_Task directions_
If a line in the records below contains the word "Abort", copy it.

_Data supplied_
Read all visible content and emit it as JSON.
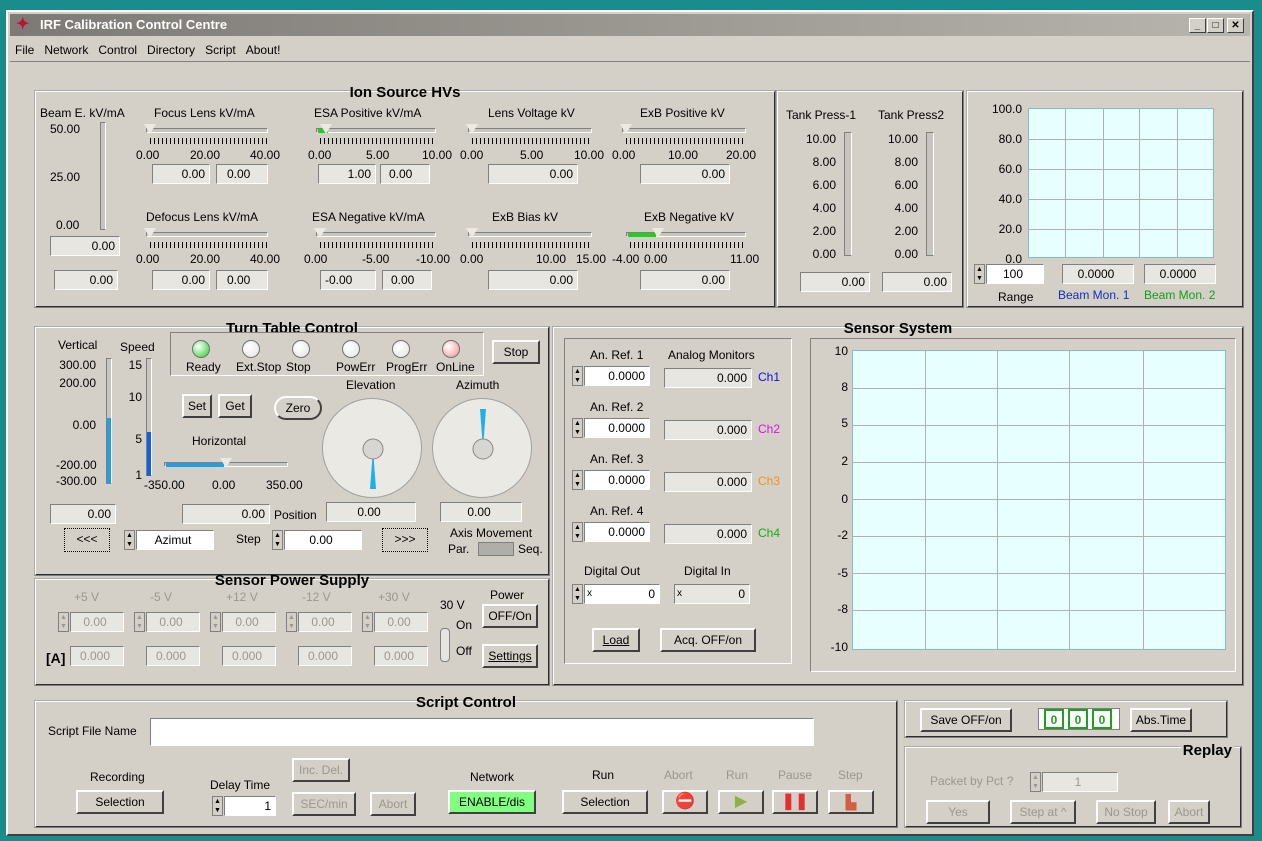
{
  "app": {
    "title": "IRF Calibration Control Centre"
  },
  "menu": [
    "File",
    "Network",
    "Control",
    "Directory",
    "Script",
    "About!"
  ],
  "ion": {
    "title": "Ion Source HVs",
    "beam_label": "Beam E. kV/mA",
    "beam_ticks": [
      "50.00",
      "25.00",
      "0.00"
    ],
    "beam_val": "0.00",
    "beam_val2": "0.00",
    "focus": {
      "label": "Focus Lens kV/mA",
      "scale": [
        "0.00",
        "20.00",
        "40.00"
      ],
      "v1": "0.00",
      "v2": "0.00"
    },
    "esa_pos": {
      "label": "ESA Positive kV/mA",
      "scale": [
        "0.00",
        "5.00",
        "10.00"
      ],
      "v1": "1.00",
      "v2": "0.00"
    },
    "lens": {
      "label": "Lens Voltage kV",
      "scale": [
        "0.00",
        "5.00",
        "10.00"
      ],
      "v1": "0.00"
    },
    "exb_pos": {
      "label": "ExB Positive kV",
      "scale": [
        "0.00",
        "10.00",
        "20.00"
      ],
      "v1": "0.00"
    },
    "defocus": {
      "label": "Defocus Lens kV/mA",
      "scale": [
        "0.00",
        "20.00",
        "40.00"
      ],
      "v1": "0.00",
      "v2": "0.00"
    },
    "esa_neg": {
      "label": "ESA Negative kV/mA",
      "scale": [
        "0.00",
        "-5.00",
        "-10.00"
      ],
      "v1": "-0.00",
      "v2": "0.00"
    },
    "exb_bias": {
      "label": "ExB Bias kV",
      "scale": [
        "0.00",
        "10.00",
        "15.00"
      ],
      "v1": "0.00"
    },
    "exb_neg": {
      "label": "ExB Negative kV",
      "scale": [
        "-4.00",
        "0.00",
        "11.00"
      ],
      "v1": "0.00"
    }
  },
  "tank": {
    "t1": "Tank Press-1",
    "t2": "Tank Press2",
    "ticks": [
      "10.00",
      "8.00",
      "6.00",
      "4.00",
      "2.00",
      "0.00"
    ],
    "v1": "0.00",
    "v2": "0.00"
  },
  "mon": {
    "yticks": [
      "100.0",
      "80.0",
      "60.0",
      "40.0",
      "20.0",
      "0.0"
    ],
    "range": "100",
    "range_label": "Range",
    "b1": "0.0000",
    "b2": "0.0000",
    "b1_label": "Beam Mon. 1",
    "b2_label": "Beam Mon. 2",
    "b1_color": "#1030c0",
    "b2_color": "#10a010"
  },
  "tt": {
    "title": "Turn Table Control",
    "vertical": "Vertical",
    "speed": "Speed",
    "vticks": [
      "300.00",
      "200.00",
      "0.00",
      "-200.00",
      "-300.00"
    ],
    "sticks": [
      "15",
      "10",
      "5",
      "1"
    ],
    "leds": [
      {
        "label": "Ready",
        "color": "#20d020"
      },
      {
        "label": "Ext.Stop",
        "color": "#e6e4e0"
      },
      {
        "label": "Stop",
        "color": "#e6e4e0"
      },
      {
        "label": "PowErr",
        "color": "#e6e4e0"
      },
      {
        "label": "ProgErr",
        "color": "#e6e4e0"
      },
      {
        "label": "OnLine",
        "color": "#f09090"
      }
    ],
    "stop": "Stop",
    "set": "Set",
    "get": "Get",
    "zero": "Zero",
    "horizontal": "Horizontal",
    "hticks": [
      "-350.00",
      "0.00",
      "350.00"
    ],
    "elevation": "Elevation",
    "azimuth": "Azimuth",
    "vval": "0.00",
    "hval": "0.00",
    "position": "Position",
    "elev_val": "0.00",
    "azi_val": "0.00",
    "prev": "<<<",
    "next": ">>>",
    "azimut": "Azimut",
    "step": "Step",
    "step_val": "0.00",
    "axis": "Axis Movement",
    "par": "Par.",
    "seq": "Seq."
  },
  "sps": {
    "title": "Sensor Power Supply",
    "cols": [
      "+5 V",
      "-5 V",
      "+12 V",
      "-12 V",
      "+30 V"
    ],
    "vals": [
      "0.00",
      "0.00",
      "0.00",
      "0.00",
      "0.00"
    ],
    "amps": [
      "0.000",
      "0.000",
      "0.000",
      "0.000",
      "0.000"
    ],
    "amp_label": "[A]",
    "v30": "30 V",
    "on": "On",
    "off": "Off",
    "power": "Power",
    "power_btn": "OFF/On",
    "settings": "Settings"
  },
  "sensor": {
    "title": "Sensor System",
    "refs": [
      {
        "label": "An. Ref. 1",
        "val": "0.0000",
        "mon": "0.000",
        "ch": "Ch1",
        "color": "#1010e0"
      },
      {
        "label": "An. Ref. 2",
        "val": "0.0000",
        "mon": "0.000",
        "ch": "Ch2",
        "color": "#e010e0"
      },
      {
        "label": "An. Ref. 3",
        "val": "0.0000",
        "mon": "0.000",
        "ch": "Ch3",
        "color": "#f09020"
      },
      {
        "label": "An. Ref. 4",
        "val": "0.0000",
        "mon": "0.000",
        "ch": "Ch4",
        "color": "#10b010"
      }
    ],
    "analog": "Analog Monitors",
    "dout": "Digital Out",
    "din": "Digital In",
    "dout_val": "0",
    "din_val": "0",
    "dout_prefix": "x",
    "din_prefix": "x",
    "load": "Load",
    "acq": "Acq. OFF/on",
    "yticks": [
      "10",
      "8",
      "5",
      "2",
      "0",
      "-2",
      "-5",
      "-8",
      "-10"
    ]
  },
  "script": {
    "title": "Script Control",
    "file_label": "Script File Name",
    "file_val": "",
    "recording": "Recording",
    "selection": "Selection",
    "delay": "Delay Time",
    "delay_val": "1",
    "incdel": "Inc. Del.",
    "secmin": "SEC/min",
    "abort": "Abort",
    "network": "Network",
    "enable": "ENABLE/dis",
    "run": "Run",
    "run_sel": "Selection",
    "abort2": "Abort",
    "run2": "Run",
    "pause": "Pause",
    "step": "Step"
  },
  "save": {
    "save": "Save OFF/on",
    "d": [
      "0",
      "0",
      "0"
    ],
    "abstime": "Abs.Time"
  },
  "replay": {
    "title": "Replay",
    "packet": "Packet by Pct ?",
    "packet_val": "1",
    "yes": "Yes",
    "stepat": "Step at ^",
    "nostop": "No Stop",
    "abort": "Abort"
  }
}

_Task solution_
    "abort": "Abort",
    "abort2": "Abort",
    "abort": "Abort"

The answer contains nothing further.